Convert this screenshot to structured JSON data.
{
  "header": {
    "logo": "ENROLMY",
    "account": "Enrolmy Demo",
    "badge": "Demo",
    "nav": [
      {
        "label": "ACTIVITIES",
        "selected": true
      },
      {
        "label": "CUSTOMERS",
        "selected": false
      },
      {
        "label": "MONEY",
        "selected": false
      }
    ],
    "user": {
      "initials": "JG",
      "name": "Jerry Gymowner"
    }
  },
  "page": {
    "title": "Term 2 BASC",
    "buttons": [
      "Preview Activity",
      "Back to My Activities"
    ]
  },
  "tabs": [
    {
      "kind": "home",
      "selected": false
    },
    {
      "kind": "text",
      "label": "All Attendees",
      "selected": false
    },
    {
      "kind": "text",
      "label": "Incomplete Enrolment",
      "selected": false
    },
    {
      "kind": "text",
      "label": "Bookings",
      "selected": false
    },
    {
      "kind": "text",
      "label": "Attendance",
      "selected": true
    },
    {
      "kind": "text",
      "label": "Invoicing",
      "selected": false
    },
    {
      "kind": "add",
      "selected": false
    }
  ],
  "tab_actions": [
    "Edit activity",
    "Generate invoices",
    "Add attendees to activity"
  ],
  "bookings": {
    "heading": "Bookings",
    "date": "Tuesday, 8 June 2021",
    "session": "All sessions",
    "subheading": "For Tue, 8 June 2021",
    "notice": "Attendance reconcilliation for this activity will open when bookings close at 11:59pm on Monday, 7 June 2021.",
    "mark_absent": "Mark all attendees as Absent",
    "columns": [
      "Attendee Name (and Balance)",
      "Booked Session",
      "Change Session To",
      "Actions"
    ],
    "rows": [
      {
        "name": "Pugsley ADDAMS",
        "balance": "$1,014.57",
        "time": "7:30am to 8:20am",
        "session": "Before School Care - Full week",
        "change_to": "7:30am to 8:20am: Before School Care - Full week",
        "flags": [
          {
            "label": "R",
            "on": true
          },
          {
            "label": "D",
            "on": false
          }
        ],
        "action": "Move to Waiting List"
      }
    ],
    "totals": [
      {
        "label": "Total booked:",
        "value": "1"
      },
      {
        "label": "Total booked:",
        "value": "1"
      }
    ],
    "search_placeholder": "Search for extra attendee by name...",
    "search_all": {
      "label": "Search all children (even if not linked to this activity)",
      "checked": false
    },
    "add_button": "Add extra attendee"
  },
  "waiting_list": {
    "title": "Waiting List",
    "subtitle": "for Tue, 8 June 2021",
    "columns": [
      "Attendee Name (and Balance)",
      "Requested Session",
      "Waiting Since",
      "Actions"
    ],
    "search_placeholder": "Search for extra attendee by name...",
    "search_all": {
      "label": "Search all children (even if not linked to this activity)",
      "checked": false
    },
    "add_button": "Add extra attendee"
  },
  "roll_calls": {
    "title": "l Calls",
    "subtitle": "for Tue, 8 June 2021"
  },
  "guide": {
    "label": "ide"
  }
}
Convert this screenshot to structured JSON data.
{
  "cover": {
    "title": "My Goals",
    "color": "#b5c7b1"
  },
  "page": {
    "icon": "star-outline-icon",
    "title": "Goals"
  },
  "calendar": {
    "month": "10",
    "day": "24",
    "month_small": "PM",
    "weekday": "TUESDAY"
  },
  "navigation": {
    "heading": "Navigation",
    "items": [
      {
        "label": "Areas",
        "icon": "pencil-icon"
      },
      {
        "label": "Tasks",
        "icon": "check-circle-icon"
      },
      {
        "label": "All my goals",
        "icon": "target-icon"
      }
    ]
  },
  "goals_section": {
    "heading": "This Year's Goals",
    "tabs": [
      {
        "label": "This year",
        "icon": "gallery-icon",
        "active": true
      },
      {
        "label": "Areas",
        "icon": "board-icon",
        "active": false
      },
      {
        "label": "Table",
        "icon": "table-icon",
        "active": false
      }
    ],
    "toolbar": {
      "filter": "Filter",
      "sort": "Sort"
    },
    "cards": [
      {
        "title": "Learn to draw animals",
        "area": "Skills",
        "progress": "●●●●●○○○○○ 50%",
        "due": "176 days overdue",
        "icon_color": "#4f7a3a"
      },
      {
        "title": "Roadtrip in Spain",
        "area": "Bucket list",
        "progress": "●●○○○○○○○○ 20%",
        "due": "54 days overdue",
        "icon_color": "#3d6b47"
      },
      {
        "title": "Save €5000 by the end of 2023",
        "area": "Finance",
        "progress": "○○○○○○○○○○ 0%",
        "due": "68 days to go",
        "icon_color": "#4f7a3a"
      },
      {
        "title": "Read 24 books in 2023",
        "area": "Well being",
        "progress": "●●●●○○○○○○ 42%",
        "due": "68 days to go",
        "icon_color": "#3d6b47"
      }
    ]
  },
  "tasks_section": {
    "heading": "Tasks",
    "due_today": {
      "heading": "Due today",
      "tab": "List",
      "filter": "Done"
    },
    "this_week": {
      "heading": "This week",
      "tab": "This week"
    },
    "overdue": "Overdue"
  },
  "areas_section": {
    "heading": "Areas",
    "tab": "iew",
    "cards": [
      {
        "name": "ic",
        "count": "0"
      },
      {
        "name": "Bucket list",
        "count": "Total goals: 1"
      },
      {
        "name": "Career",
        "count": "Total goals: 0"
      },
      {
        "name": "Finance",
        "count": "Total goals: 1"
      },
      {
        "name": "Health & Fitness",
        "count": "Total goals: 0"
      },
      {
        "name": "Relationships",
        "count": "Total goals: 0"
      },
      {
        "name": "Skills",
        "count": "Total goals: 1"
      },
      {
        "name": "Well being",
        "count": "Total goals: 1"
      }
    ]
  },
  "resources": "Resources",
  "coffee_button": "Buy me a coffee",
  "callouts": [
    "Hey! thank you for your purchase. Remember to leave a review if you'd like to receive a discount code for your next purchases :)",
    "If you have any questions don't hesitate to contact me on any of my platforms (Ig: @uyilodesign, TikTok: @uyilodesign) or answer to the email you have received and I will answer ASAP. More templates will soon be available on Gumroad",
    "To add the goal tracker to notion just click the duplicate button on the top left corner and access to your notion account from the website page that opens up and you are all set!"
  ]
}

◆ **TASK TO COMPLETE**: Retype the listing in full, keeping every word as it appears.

◆ **RESULT BELOW**:
Convert this screenshot to structured JSON data.
{
  "header": {
    "logo": "ENROLMY",
    "account": "Enrolmy Demo",
    "badge": "Demo",
    "nav": [
      {
        "label": "ACTIVITIES",
        "selected": true
      },
      {
        "label": "CUSTOMERS",
        "selected": false
      },
      {
        "label": "MONEY",
        "selected": false
      }
    ],
    "user": {
      "initials": "JG",
      "name": "Jerry Gymowner"
    }
  },
  "page": {
    "title": "Term 2 BASC",
    "buttons": [
      "Preview Activity",
      "Back to My Activities"
    ]
  },
  "tabs": [
    {
      "kind": "home",
      "selected": false
    },
    {
      "kind": "text",
      "label": "All Attendees",
      "selected": false
    },
    {
      "kind": "text",
      "label": "Incomplete Enrolment",
      "selected": false
    },
    {
      "kind": "text",
      "label": "Bookings",
      "selected": false
    },
    {
      "kind": "text",
      "label": "Attendance",
      "selected": true
    },
    {
      "kind": "text",
      "label": "Invoicing",
      "selected": false
    },
    {
      "kind": "add",
      "selected": false
    }
  ],
  "tab_actions": [
    "Edit activity",
    "Generate invoices",
    "Add attendees to activity"
  ],
  "bookings": {
    "heading": "Bookings",
    "date": "Tuesday, 8 June 2021",
    "session": "All sessions",
    "subheading": "For Tue, 8 June 2021",
    "notice": "Attendance reconcilliation for this activity will open when bookings close at 11:59pm on Monday, 7 June 2021.",
    "mark_absent": "Mark all attendees as Absent",
    "columns": [
      "Attendee Name (and Balance)",
      "Booked Session",
      "Change Session To",
      "Actions"
    ],
    "rows": [
      {
        "name": "Pugsley ADDAMS",
        "balance": "$1,014.57",
        "time": "7:30am to 8:20am",
        "session": "Before School Care - Full week",
        "change_to": "7:30am to 8:20am: Before School Care - Full week",
        "flags": [
          {
            "label": "R",
            "on": true
          },
          {
            "label": "D",
            "on": false
          }
        ],
        "action": "Move to Waiting List"
      }
    ],
    "totals": [
      {
        "label": "Total booked:",
        "value": "1"
      },
      {
        "label": "Total booked:",
        "value": "1"
      }
    ],
    "search_placeholder": "Search for extra attendee by name...",
    "search_all": {
      "label": "Search all children (even if not linked to this activity)",
      "checked": false
    },
    "add_button": "Add extra attendee"
  },
  "waiting_list": {
    "title": "Waiting List",
    "subtitle": "for Tue, 8 June 2021",
    "columns": [
      "Attendee Name (and Balance)",
      "Requested Session",
      "Waiting Since",
      "Actions"
    ],
    "search_placeholder": "Search for extra attendee by name...",
    "search_all": {
      "label": "Search all children (even if not linked to this activity)",
      "checked": false
    },
    "add_button": "Add extra attendee"
  },
  "roll_calls": {
    "title": "l Calls",
    "subtitle": "for Tue, 8 June 2021"
  },
  "guide": {
    "label": "ide"
  }
}
Convert this screenshot to structured JSON data.
{
  "cover": {
    "title": "My Goals",
    "color": "#b5c7b1"
  },
  "page": {
    "icon": "star-outline-icon",
    "title": "Goals"
  },
  "calendar": {
    "month": "10",
    "day": "24",
    "month_small": "PM",
    "weekday": "TUESDAY"
  },
  "navigation": {
    "heading": "Navigation",
    "items": [
      {
        "label": "Areas",
        "icon": "pencil-icon"
      },
      {
        "label": "Tasks",
        "icon": "check-circle-icon"
      },
      {
        "label": "All my goals",
        "icon": "target-icon"
      }
    ]
  },
  "goals_section": {
    "heading": "This Year's Goals",
    "tabs": [
      {
        "label": "This year",
        "icon": "gallery-icon",
        "active": true
      },
      {
        "label": "Areas",
        "icon": "board-icon",
        "active": false
      },
      {
        "label": "Table",
        "icon": "table-icon",
        "active": false
      }
    ],
    "toolbar": {
      "filter": "Filter",
      "sort": "Sort"
    },
    "cards": [
      {
        "title": "Learn to draw animals",
        "area": "Skills",
        "progress": "●●●●●○○○○○ 50%",
        "due": "176 days overdue",
        "icon_color": "#4f7a3a"
      },
      {
        "title": "Roadtrip in Spain",
        "area": "Bucket list",
        "progress": "●●○○○○○○○○ 20%",
        "due": "54 days overdue",
        "icon_color": "#3d6b47"
      },
      {
        "title": "Save €5000 by the end of 2023",
        "area": "Finance",
        "progress": "○○○○○○○○○○ 0%",
        "due": "68 days to go",
        "icon_color": "#4f7a3a"
      },
      {
        "title": "Read 24 books in 2023",
        "area": "Well being",
        "progress": "●●●●○○○○○○ 42%",
        "due": "68 days to go",
        "icon_color": "#3d6b47"
      }
    ]
  },
  "tasks_section": {
    "heading": "Tasks",
    "due_today": {
      "heading": "Due today",
      "tab": "List",
      "filter": "Done"
    },
    "this_week": {
      "heading": "This week",
      "tab": "This week"
    },
    "overdue": "Overdue"
  },
  "areas_section": {
    "heading": "Areas",
    "tab": "iew",
    "cards": [
      {
        "name": "ic",
        "count": "0"
      },
      {
        "name": "Bucket list",
        "count": "Total goals: 1"
      },
      {
        "name": "Career",
        "count": "Total goals: 0"
      },
      {
        "name": "Finance",
        "count": "Total goals: 1"
      },
      {
        "name": "Health & Fitness",
        "count": "Total goals: 0"
      },
      {
        "name": "Relationships",
        "count": "Total goals: 0"
      },
      {
        "name": "Skills",
        "count": "Total goals: 1"
      },
      {
        "name": "Well being",
        "count": "Total goals: 1"
      }
    ]
  },
  "resources": "Resources",
  "coffee_button": "Buy me a coffee",
  "callouts": [
    "Hey! thank you for your purchase. Remember to leave a review if you'd like to receive a discount code for your next purchases :)",
    "If you have any questions don't hesitate to contact me on any of my platforms (Ig: @uyilodesign, TikTok: @uyilodesign) or answer to the email you have received and I will answer ASAP. More templates will soon be available on Gumroad",
    "To add the goal tracker to notion just click the duplicate button on the top left corner and access to your notion account from the website page that opens up and you are all set!"
  ]
}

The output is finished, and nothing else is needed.